__TASK DATA__:
----------------------------------------

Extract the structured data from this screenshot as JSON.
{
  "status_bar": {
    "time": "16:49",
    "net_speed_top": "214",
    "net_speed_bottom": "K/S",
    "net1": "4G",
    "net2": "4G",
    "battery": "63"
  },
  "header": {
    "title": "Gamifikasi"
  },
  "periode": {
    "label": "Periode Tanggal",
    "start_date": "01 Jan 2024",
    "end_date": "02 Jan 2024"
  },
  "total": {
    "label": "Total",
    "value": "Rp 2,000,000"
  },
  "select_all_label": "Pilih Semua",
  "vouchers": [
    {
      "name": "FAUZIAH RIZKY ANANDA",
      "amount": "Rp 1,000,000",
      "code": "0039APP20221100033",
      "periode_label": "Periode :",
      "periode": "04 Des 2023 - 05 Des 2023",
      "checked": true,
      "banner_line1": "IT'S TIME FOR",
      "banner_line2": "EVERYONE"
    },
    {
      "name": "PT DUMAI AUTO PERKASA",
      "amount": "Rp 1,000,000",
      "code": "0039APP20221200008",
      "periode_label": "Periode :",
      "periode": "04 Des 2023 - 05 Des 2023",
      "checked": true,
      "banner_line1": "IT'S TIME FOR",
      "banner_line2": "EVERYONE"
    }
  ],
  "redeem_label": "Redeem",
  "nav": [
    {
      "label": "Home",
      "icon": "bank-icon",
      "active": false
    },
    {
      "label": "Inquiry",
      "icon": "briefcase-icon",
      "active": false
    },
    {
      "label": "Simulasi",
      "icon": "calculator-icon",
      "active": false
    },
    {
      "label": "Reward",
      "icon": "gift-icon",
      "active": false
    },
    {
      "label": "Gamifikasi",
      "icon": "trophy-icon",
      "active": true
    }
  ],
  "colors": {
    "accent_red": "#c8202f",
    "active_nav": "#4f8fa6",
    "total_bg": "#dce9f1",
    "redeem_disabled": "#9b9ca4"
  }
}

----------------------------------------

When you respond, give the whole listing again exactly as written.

__WRITTEN RESPONSE__:
Extract the structured data from this screenshot as JSON.
{
  "status_bar": {
    "time": "16:49",
    "net_speed_top": "214",
    "net_speed_bottom": "K/S",
    "net1": "4G",
    "net2": "4G",
    "battery": "63"
  },
  "header": {
    "title": "Gamifikasi"
  },
  "periode": {
    "label": "Periode Tanggal",
    "start_date": "01 Jan 2024",
    "end_date": "02 Jan 2024"
  },
  "total": {
    "label": "Total",
    "value": "Rp 2,000,000"
  },
  "select_all_label": "Pilih Semua",
  "vouchers": [
    {
      "name": "FAUZIAH RIZKY ANANDA",
      "amount": "Rp 1,000,000",
      "code": "0039APP20221100033",
      "periode_label": "Periode :",
      "periode": "04 Des 2023 - 05 Des 2023",
      "checked": true,
      "banner_line1": "IT'S TIME FOR",
      "banner_line2": "EVERYONE"
    },
    {
      "name": "PT DUMAI AUTO PERKASA",
      "amount": "Rp 1,000,000",
      "code": "0039APP20221200008",
      "periode_label": "Periode :",
      "periode": "04 Des 2023 - 05 Des 2023",
      "checked": true,
      "banner_line1": "IT'S TIME FOR",
      "banner_line2": "EVERYONE"
    }
  ],
  "redeem_label": "Redeem",
  "nav": [
    {
      "label": "Home",
      "icon": "bank-icon",
      "active": false
    },
    {
      "label": "Inquiry",
      "icon": "briefcase-icon",
      "active": false
    },
    {
      "label": "Simulasi",
      "icon": "calculator-icon",
      "active": false
    },
    {
      "label": "Reward",
      "icon": "gift-icon",
      "active": false
    },
    {
      "label": "Gamifikasi",
      "icon": "trophy-icon",
      "active": true
    }
  ],
  "colors": {
    "accent_red": "#c8202f",
    "active_nav": "#4f8fa6",
    "total_bg": "#dce9f1",
    "redeem_disabled": "#9b9ca4"
  }
}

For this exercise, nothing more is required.